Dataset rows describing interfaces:
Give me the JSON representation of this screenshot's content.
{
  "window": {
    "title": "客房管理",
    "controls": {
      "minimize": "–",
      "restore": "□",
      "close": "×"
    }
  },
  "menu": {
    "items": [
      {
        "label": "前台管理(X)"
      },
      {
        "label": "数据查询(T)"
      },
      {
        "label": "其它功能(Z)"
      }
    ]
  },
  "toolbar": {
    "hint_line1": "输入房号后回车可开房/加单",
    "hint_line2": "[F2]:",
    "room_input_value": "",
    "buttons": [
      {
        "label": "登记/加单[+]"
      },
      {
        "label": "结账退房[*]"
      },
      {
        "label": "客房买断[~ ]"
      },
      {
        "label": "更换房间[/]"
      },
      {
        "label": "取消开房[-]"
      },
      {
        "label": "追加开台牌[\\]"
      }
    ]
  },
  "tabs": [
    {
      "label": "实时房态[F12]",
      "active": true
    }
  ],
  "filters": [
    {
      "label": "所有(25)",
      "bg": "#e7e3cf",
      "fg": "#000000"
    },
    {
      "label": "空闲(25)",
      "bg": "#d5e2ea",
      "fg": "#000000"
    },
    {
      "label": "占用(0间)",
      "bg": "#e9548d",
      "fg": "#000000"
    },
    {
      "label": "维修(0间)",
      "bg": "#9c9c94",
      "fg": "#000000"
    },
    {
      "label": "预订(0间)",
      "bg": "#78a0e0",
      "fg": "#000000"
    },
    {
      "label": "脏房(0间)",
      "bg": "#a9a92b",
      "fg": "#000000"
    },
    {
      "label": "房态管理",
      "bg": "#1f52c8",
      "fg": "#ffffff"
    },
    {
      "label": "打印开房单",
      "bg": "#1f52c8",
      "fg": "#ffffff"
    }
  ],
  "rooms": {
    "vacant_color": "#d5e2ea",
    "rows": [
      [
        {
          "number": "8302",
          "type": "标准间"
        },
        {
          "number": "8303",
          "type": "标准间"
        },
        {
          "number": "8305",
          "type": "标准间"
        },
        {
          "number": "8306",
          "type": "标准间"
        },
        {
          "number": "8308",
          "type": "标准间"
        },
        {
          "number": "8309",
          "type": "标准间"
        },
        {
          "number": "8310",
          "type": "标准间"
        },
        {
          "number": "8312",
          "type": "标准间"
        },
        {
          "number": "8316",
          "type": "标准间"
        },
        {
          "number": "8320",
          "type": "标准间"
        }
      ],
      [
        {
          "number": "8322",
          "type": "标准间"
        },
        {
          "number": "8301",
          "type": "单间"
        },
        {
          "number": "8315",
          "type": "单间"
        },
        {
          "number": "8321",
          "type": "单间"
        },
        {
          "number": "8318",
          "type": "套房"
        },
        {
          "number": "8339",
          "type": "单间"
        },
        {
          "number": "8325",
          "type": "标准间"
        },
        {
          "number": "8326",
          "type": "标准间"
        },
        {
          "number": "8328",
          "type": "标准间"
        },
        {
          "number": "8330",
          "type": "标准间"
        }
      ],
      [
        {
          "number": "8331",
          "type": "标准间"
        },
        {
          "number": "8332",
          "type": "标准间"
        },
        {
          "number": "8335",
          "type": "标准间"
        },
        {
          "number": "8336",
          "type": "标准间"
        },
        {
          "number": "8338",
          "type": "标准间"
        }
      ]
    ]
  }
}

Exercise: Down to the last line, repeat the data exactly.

Response to the exercise:
Give me the JSON representation of this screenshot's content.
{
  "window": {
    "title": "客房管理",
    "controls": {
      "minimize": "–",
      "restore": "□",
      "close": "×"
    }
  },
  "menu": {
    "items": [
      {
        "label": "前台管理(X)"
      },
      {
        "label": "数据查询(T)"
      },
      {
        "label": "其它功能(Z)"
      }
    ]
  },
  "toolbar": {
    "hint_line1": "输入房号后回车可开房/加单",
    "hint_line2": "[F2]:",
    "room_input_value": "",
    "buttons": [
      {
        "label": "登记/加单[+]"
      },
      {
        "label": "结账退房[*]"
      },
      {
        "label": "客房买断[~ ]"
      },
      {
        "label": "更换房间[/]"
      },
      {
        "label": "取消开房[-]"
      },
      {
        "label": "追加开台牌[\\]"
      }
    ]
  },
  "tabs": [
    {
      "label": "实时房态[F12]",
      "active": true
    }
  ],
  "filters": [
    {
      "label": "所有(25)",
      "bg": "#e7e3cf",
      "fg": "#000000"
    },
    {
      "label": "空闲(25)",
      "bg": "#d5e2ea",
      "fg": "#000000"
    },
    {
      "label": "占用(0间)",
      "bg": "#e9548d",
      "fg": "#000000"
    },
    {
      "label": "维修(0间)",
      "bg": "#9c9c94",
      "fg": "#000000"
    },
    {
      "label": "预订(0间)",
      "bg": "#78a0e0",
      "fg": "#000000"
    },
    {
      "label": "脏房(0间)",
      "bg": "#a9a92b",
      "fg": "#000000"
    },
    {
      "label": "房态管理",
      "bg": "#1f52c8",
      "fg": "#ffffff"
    },
    {
      "label": "打印开房单",
      "bg": "#1f52c8",
      "fg": "#ffffff"
    }
  ],
  "rooms": {
    "vacant_color": "#d5e2ea",
    "rows": [
      [
        {
          "number": "8302",
          "type": "标准间"
        },
        {
          "number": "8303",
          "type": "标准间"
        },
        {
          "number": "8305",
          "type": "标准间"
        },
        {
          "number": "8306",
          "type": "标准间"
        },
        {
          "number": "8308",
          "type": "标准间"
        },
        {
          "number": "8309",
          "type": "标准间"
        },
        {
          "number": "8310",
          "type": "标准间"
        },
        {
          "number": "8312",
          "type": "标准间"
        },
        {
          "number": "8316",
          "type": "标准间"
        },
        {
          "number": "8320",
          "type": "标准间"
        }
      ],
      [
        {
          "number": "8322",
          "type": "标准间"
        },
        {
          "number": "8301",
          "type": "单间"
        },
        {
          "number": "8315",
          "type": "单间"
        },
        {
          "number": "8321",
          "type": "单间"
        },
        {
          "number": "8318",
          "type": "套房"
        },
        {
          "number": "8339",
          "type": "单间"
        },
        {
          "number": "8325",
          "type": "标准间"
        },
        {
          "number": "8326",
          "type": "标准间"
        },
        {
          "number": "8328",
          "type": "标准间"
        },
        {
          "number": "8330",
          "type": "标准间"
        }
      ],
      [
        {
          "number": "8331",
          "type": "标准间"
        },
        {
          "number": "8332",
          "type": "标准间"
        },
        {
          "number": "8335",
          "type": "标准间"
        },
        {
          "number": "8336",
          "type": "标准间"
        },
        {
          "number": "8338",
          "type": "标准间"
        }
      ]
    ]
  }
}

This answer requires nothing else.